"Tenet" director Christopher Nolan, who has been making movies for Warner Bros. for almost 20 years, railed against the studio in a pair of interviews Monday over its decision to release its entire 2021 slate simultaneously in theaters and on the streaming service HBO Max.
Nolan, whose professional relationship with Warner Bros. dates to the 2002 thriller "Insomnia" and includes the blockbuster "Dark Knight" trilogy, said he was in "disbelief" over the move, which jolted Hollywood and heightened anxiety over the future of movie theaters.
"They've got some of the biggest stars in the world who worked for years in some cases on these projects very close to their hearts that are meant to be big-screen experiences," Nolan told "Entertainment Tonight" in a joint interview with "Tenet" star John David Washington.
"They're meant to be out there for the widest possible audiences, and now they're being used as a loss-leader for the streaming service ... without any consultation," Nolan added. (Warner Bros. and HBO Max are both units of AT&T-owned WarnerMedia.)
He ramped up the criticism in a statement to The Hollywood Reporter on Monday, saying:
Some of our industry's biggest filmmakers and most important movie stars went to bed the night before thinking they were working for the greatest movie studio and woke up to find out they were working for the worst streaming service.
Warner Bros. declined to comment.
Nolan is one of the marquee filmmakers in the Warner Bros. orbit, a brand-name director who delivers both box-office riches ("Inception") and critical acclaim ("Dunkirk"). He is also a staunch defender of theatrical moviegoing in the age of at-home streaming.
In a 2014 op-ed in The Wall Street Journal, for instance, the Oscar-nominated director wrote that big-screen exhibition is "to the movie business what live concerts are to the music business — and no one goes to a concert to be played an MP3 on a bare stage."
Warner Bros. released "Tenet" in U.S. theaters in September after three delays, making the espionage thriller the first and only big-budget Hollywood production to debut in multiplexes after they had been closed for roughly six months because of the coronavirus pandemic.
The movie grossed nearly $360 million worldwide but took in just under $60 million domestically — a disappointing haul for a film that cost at least $200 million to produce.
Warner Bros. is taking a different approach to the 2021 release calendar, announcing last week that 17 movies would arrive in traditional theaters at the same time they land on HBO Max for one month.
HBO Max subscribers will receive instant access to highly anticipated films such as Denis Villeneuve's remake of "Dune"; the fourth installment in the "Matrix" saga; sequels to "Suicide Squad" and "Space Jam"; and a "Sopranos" prequel titled "The Many Saints of Newark."
Download the NBC News app for breaking news and politics
The new hybrid model is a dramatic departure from Hollywood's standard operating procedure, where movies are released in "windows" — theatrical exhibition for an exclusive 90-day engagement, followed by rollouts on other platforms.
In key markets such as Los Angeles and New York City, most theaters are still closed.

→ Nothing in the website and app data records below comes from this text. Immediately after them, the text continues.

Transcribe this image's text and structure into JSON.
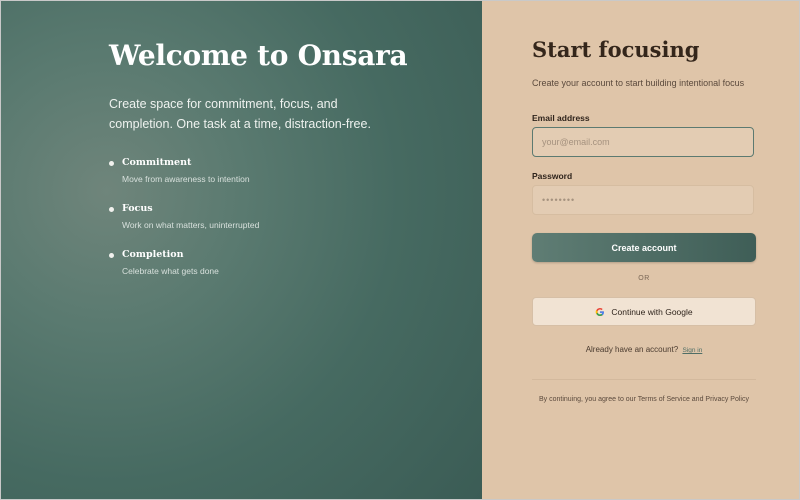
{
  "hero": {
    "title": "Welcome to Onsara",
    "tagline": "Create space for commitment, focus, and completion. One task at a time, distraction-free.",
    "pillars": [
      {
        "title": "Commitment",
        "desc": "Move from awareness to intention"
      },
      {
        "title": "Focus",
        "desc": "Work on what matters, uninterrupted"
      },
      {
        "title": "Completion",
        "desc": "Celebrate what gets done"
      }
    ]
  },
  "signup": {
    "title": "Start focusing",
    "subtitle": "Create your account to start building intentional focus",
    "email_label": "Email address",
    "email_placeholder": "your@email.com",
    "email_value": "",
    "password_label": "Password",
    "password_placeholder": "••••••••",
    "password_value": "",
    "create_button": "Create account",
    "or_text": "OR",
    "google_button": "Continue with Google",
    "google_icon": "google-icon",
    "have_account_text": "Already have an account?",
    "signin_link": "Sign in",
    "terms_text": "By continuing, you agree to our Terms of Service and Privacy Policy"
  },
  "colors": {
    "hero_bg": "#4d6f66",
    "panel_bg": "#dfc5a9",
    "accent": "#4f6e66",
    "title_text": "#34261b"
  }
}
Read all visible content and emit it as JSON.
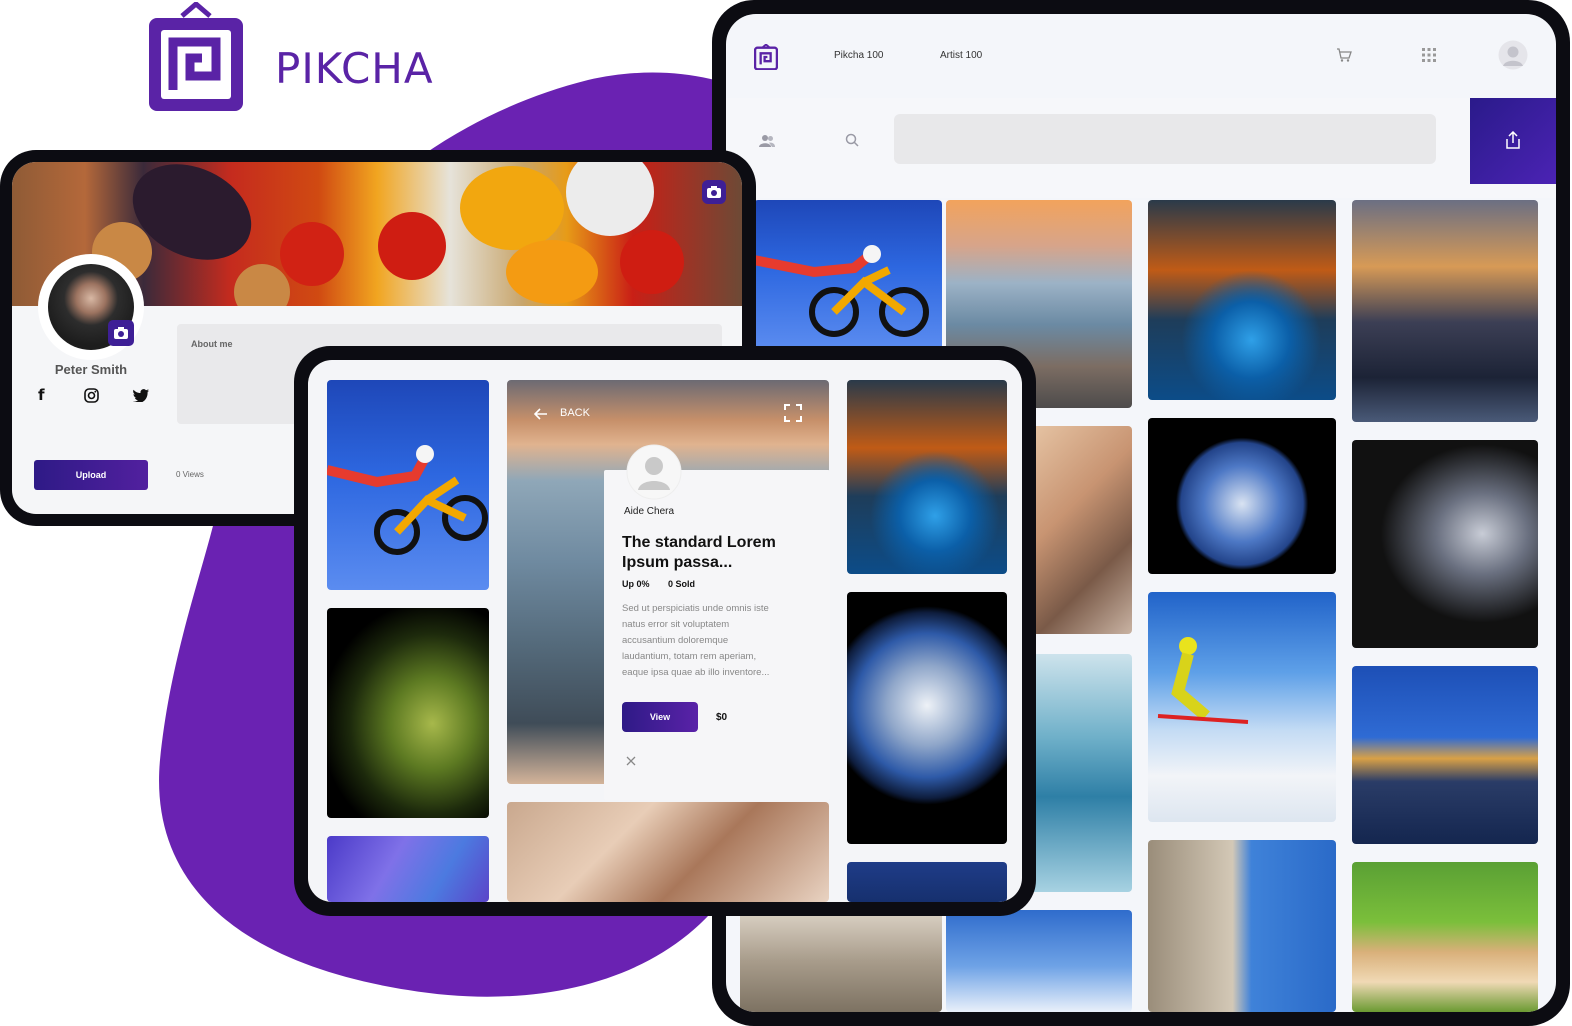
{
  "brand": {
    "name": "PIKCHA",
    "color": "#5a23a6"
  },
  "colors": {
    "accent": "#3e1f96",
    "accent_light": "#6a2fc9",
    "blob": "#6a22b2",
    "device": "#0c0c12"
  },
  "right_tablet": {
    "nav": {
      "item1": "Pikcha 100",
      "item2": "Artist 100"
    },
    "icons": [
      "logo-icon",
      "cart-icon",
      "grid-icon",
      "avatar-icon",
      "people-icon",
      "search-icon",
      "upload-icon"
    ],
    "search": {
      "value": ""
    }
  },
  "profile_tablet": {
    "name": "Peter Smith",
    "about_label": "About me",
    "upload_label": "Upload",
    "views": "0 Views",
    "icons": [
      "facebook-icon",
      "instagram-icon",
      "twitter-icon",
      "camera-icon"
    ]
  },
  "detail_tablet": {
    "back_label": "BACK",
    "artist": "Aide Chera",
    "title_line1": "The standard Lorem",
    "title_line2": "Ipsum passa...",
    "up": "Up 0%",
    "sold": "0 Sold",
    "description": [
      "Sed ut perspiciatis unde omnis iste",
      "natus error sit voluptatem",
      "accusantium doloremque",
      "laudantium, totam rem aperiam,",
      "eaque ipsa quae ab illo inventore..."
    ],
    "view_label": "View",
    "price": "$0"
  }
}
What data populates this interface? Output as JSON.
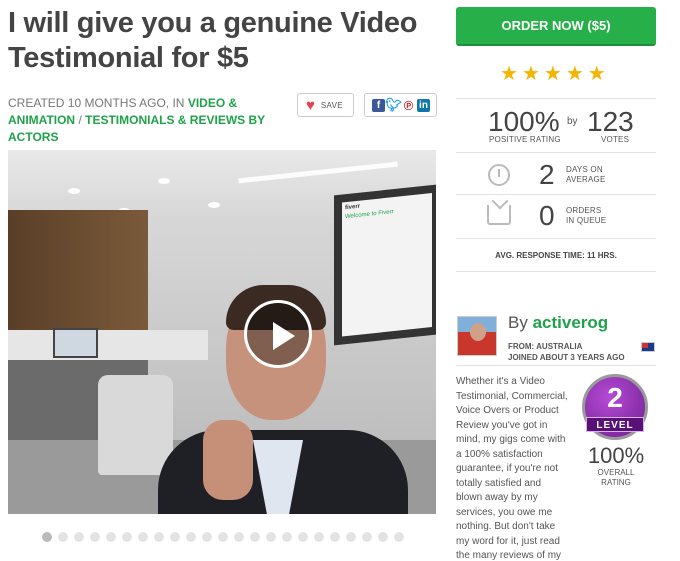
{
  "gig": {
    "title": "I will give you a genuine Video Testimonial for $5",
    "created_prefix": "CREATED 10 MONTHS AGO, IN",
    "category": "VIDEO & ANIMATION",
    "separator": "/",
    "subcategory": "TESTIMONIALS & REVIEWS BY ACTORS"
  },
  "actions": {
    "save_label": "SAVE",
    "share_icons": [
      "facebook-icon",
      "twitter-icon",
      "pinterest-icon",
      "linkedin-icon"
    ]
  },
  "video": {
    "screen_title": "fiverr",
    "screen_subtitle": "Welcome to Fiverr",
    "gallery_dots_count": 23,
    "active_dot_index": 0
  },
  "order": {
    "button_label": "ORDER NOW ($5)"
  },
  "rating": {
    "stars": 5,
    "positive_pct": "100%",
    "positive_label": "POSITIVE RATING",
    "by": "by",
    "votes": "123",
    "votes_label": "VOTES"
  },
  "delivery": {
    "days": "2",
    "days_label_1": "DAYS ON",
    "days_label_2": "AVERAGE"
  },
  "queue": {
    "orders": "0",
    "orders_label_1": "ORDERS",
    "orders_label_2": "IN QUEUE"
  },
  "response": {
    "text": "AVG. RESPONSE TIME: 11 HRS."
  },
  "seller": {
    "by_prefix": "By",
    "username": "activerog",
    "from": "FROM: AUSTRALIA",
    "joined": "JOINED ABOUT 3 YEARS AGO",
    "bio": "Whether it's a Video Testimonial, Commercial, Voice Overs or Product Review you've got in mind, my gigs come with a 100% satisfaction guarantee, if you're not totally satisfied and blown away by my services, you owe me nothing. But don't take my word for it, just read the many reviews of my gigs.",
    "level_number": "2",
    "level_label": "LEVEL",
    "overall_pct": "100%",
    "overall_label_1": "OVERALL",
    "overall_label_2": "RATING"
  },
  "colors": {
    "brand_green": "#27b04a",
    "link_green": "#1fa34a",
    "star_gold": "#f4b400",
    "level_purple": "#8a2fb0"
  }
}
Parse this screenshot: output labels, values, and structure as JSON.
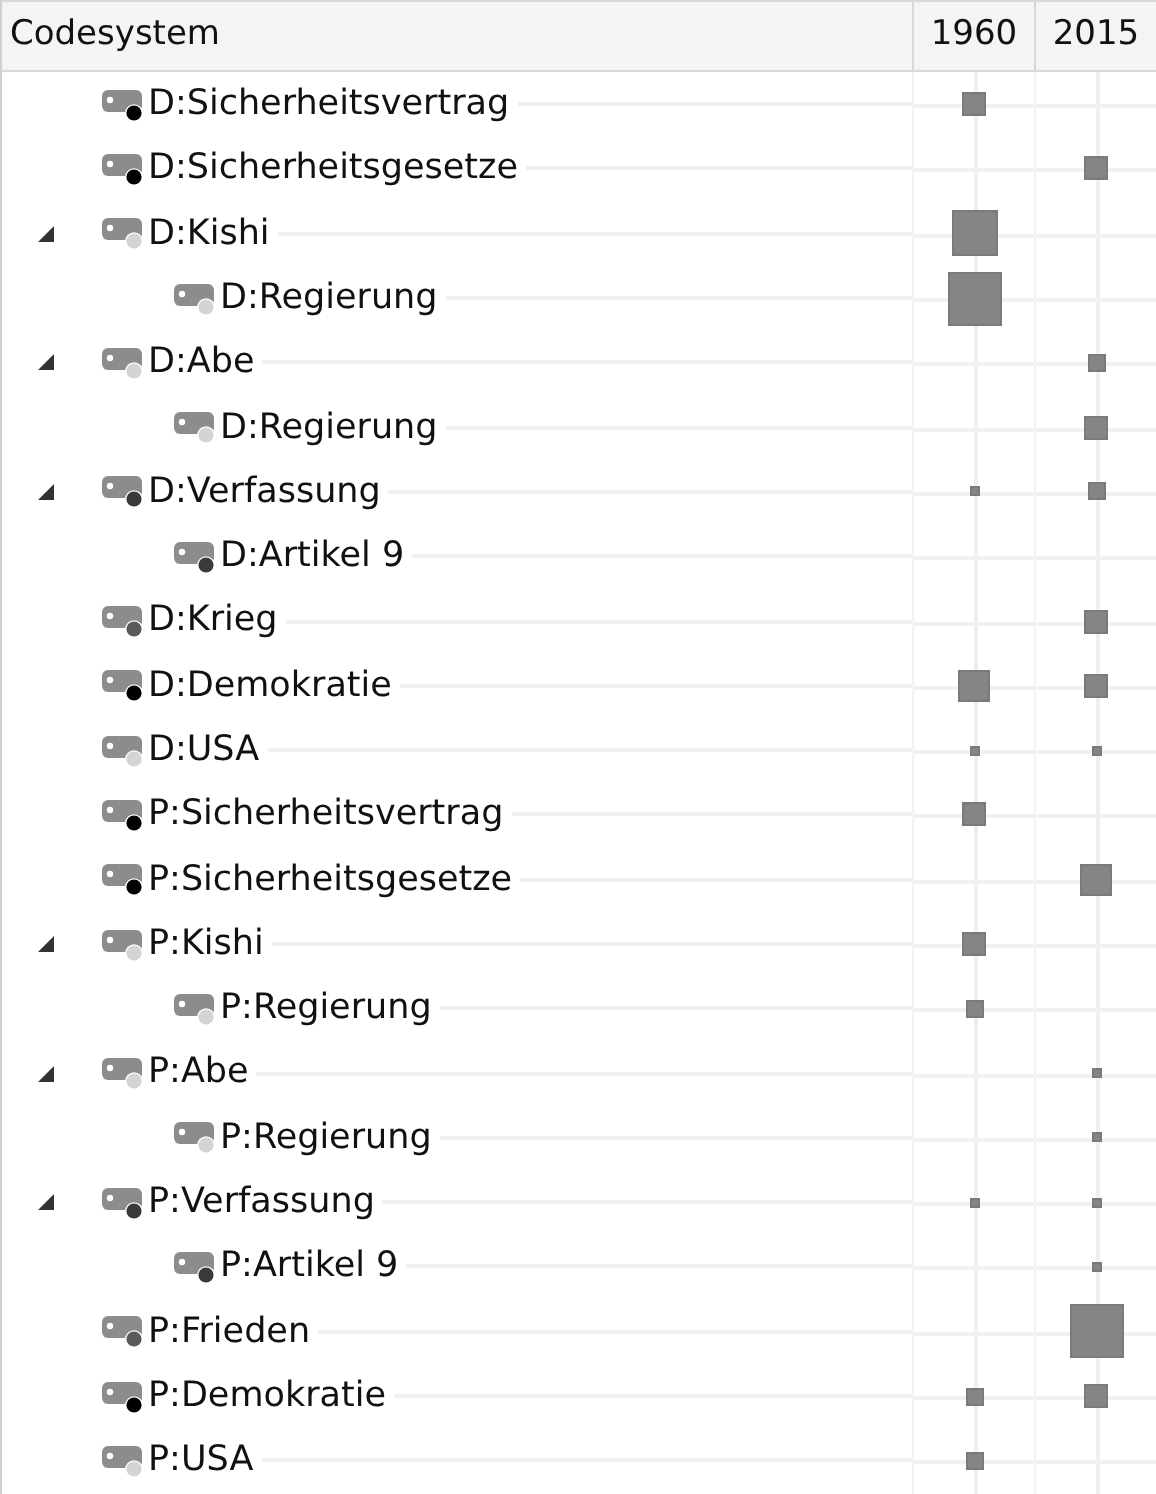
{
  "columns": [
    "Codesystem",
    "1960",
    "2015"
  ],
  "codes": [
    {
      "label": "D:Sicherheitsvertrag",
      "color": "#000000",
      "cells": [
        {
          "kind": "medium"
        },
        null
      ]
    },
    {
      "label": "D:Sicherheitsgesetze",
      "color": "#000000",
      "cells": [
        null,
        {
          "kind": "medium"
        }
      ]
    },
    {
      "label": "D:Kishi",
      "color": "#d4d4d4",
      "expanded": true,
      "cells": [
        {
          "kind": "big"
        },
        null
      ],
      "children": [
        {
          "label": "D:Regierung",
          "color": "#d4d4d4",
          "cells": [
            {
              "kind": "huge"
            },
            null
          ]
        }
      ]
    },
    {
      "label": "D:Abe",
      "color": "#d4d4d4",
      "expanded": true,
      "cells": [
        null,
        {
          "kind": "small"
        }
      ],
      "children": [
        {
          "label": "D:Regierung",
          "color": "#d4d4d4",
          "cells": [
            null,
            {
              "kind": "medium"
            }
          ]
        }
      ]
    },
    {
      "label": "D:Verfassung",
      "color": "#3a3a3a",
      "expanded": true,
      "cells": [
        {
          "kind": "tiny"
        },
        {
          "kind": "small"
        }
      ],
      "children": [
        {
          "label": "D:Artikel 9",
          "color": "#3a3a3a",
          "cells": [
            null,
            null
          ]
        }
      ]
    },
    {
      "label": "D:Krieg",
      "color": "#5a5a5a",
      "cells": [
        null,
        {
          "kind": "medium"
        }
      ]
    },
    {
      "label": "D:Demokratie",
      "color": "#000000",
      "cells": [
        {
          "kind": "large"
        },
        {
          "kind": "medium"
        }
      ]
    },
    {
      "label": "D:USA",
      "color": "#d4d4d4",
      "cells": [
        {
          "kind": "tiny"
        },
        {
          "kind": "tiny"
        }
      ]
    },
    {
      "label": "P:Sicherheitsvertrag",
      "color": "#000000",
      "cells": [
        {
          "kind": "medium"
        },
        null
      ]
    },
    {
      "label": "P:Sicherheitsgesetze",
      "color": "#000000",
      "cells": [
        null,
        {
          "kind": "large"
        }
      ]
    },
    {
      "label": "P:Kishi",
      "color": "#d4d4d4",
      "expanded": true,
      "cells": [
        {
          "kind": "medium"
        },
        null
      ],
      "children": [
        {
          "label": "P:Regierung",
          "color": "#d4d4d4",
          "cells": [
            {
              "kind": "small"
            },
            null
          ]
        }
      ]
    },
    {
      "label": "P:Abe",
      "color": "#d4d4d4",
      "expanded": true,
      "cells": [
        null,
        {
          "kind": "tiny"
        }
      ],
      "children": [
        {
          "label": "P:Regierung",
          "color": "#d4d4d4",
          "cells": [
            null,
            {
              "kind": "tiny"
            }
          ]
        }
      ]
    },
    {
      "label": "P:Verfassung",
      "color": "#3a3a3a",
      "expanded": true,
      "cells": [
        {
          "kind": "tiny"
        },
        {
          "kind": "tiny"
        }
      ],
      "children": [
        {
          "label": "P:Artikel 9",
          "color": "#3a3a3a",
          "cells": [
            null,
            {
              "kind": "tiny"
            }
          ]
        }
      ]
    },
    {
      "label": "P:Frieden",
      "color": "#5a5a5a",
      "cells": [
        null,
        {
          "kind": "huge"
        }
      ]
    },
    {
      "label": "P:Demokratie",
      "color": "#000000",
      "cells": [
        {
          "kind": "small"
        },
        {
          "kind": "medium"
        }
      ]
    },
    {
      "label": "P:USA",
      "color": "#d4d4d4",
      "cells": [
        {
          "kind": "small"
        },
        null
      ]
    }
  ]
}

WarnerMedia CEO Jason Kilar said in an interview Thursday with CNBC that the company's decision was tied to the grim reality of the pandemic.
“That’s why we’re doing it. We haven’t spent one brain cell on what the world looks like in 2022," Kilar said.
He added: "I have conviction that for the next several decades there will be a very large volume of consumers worldwide that will choose on any given night, especially a Friday or Saturday night, to go out to a theater to be entertained by a great Warner Brothers movie."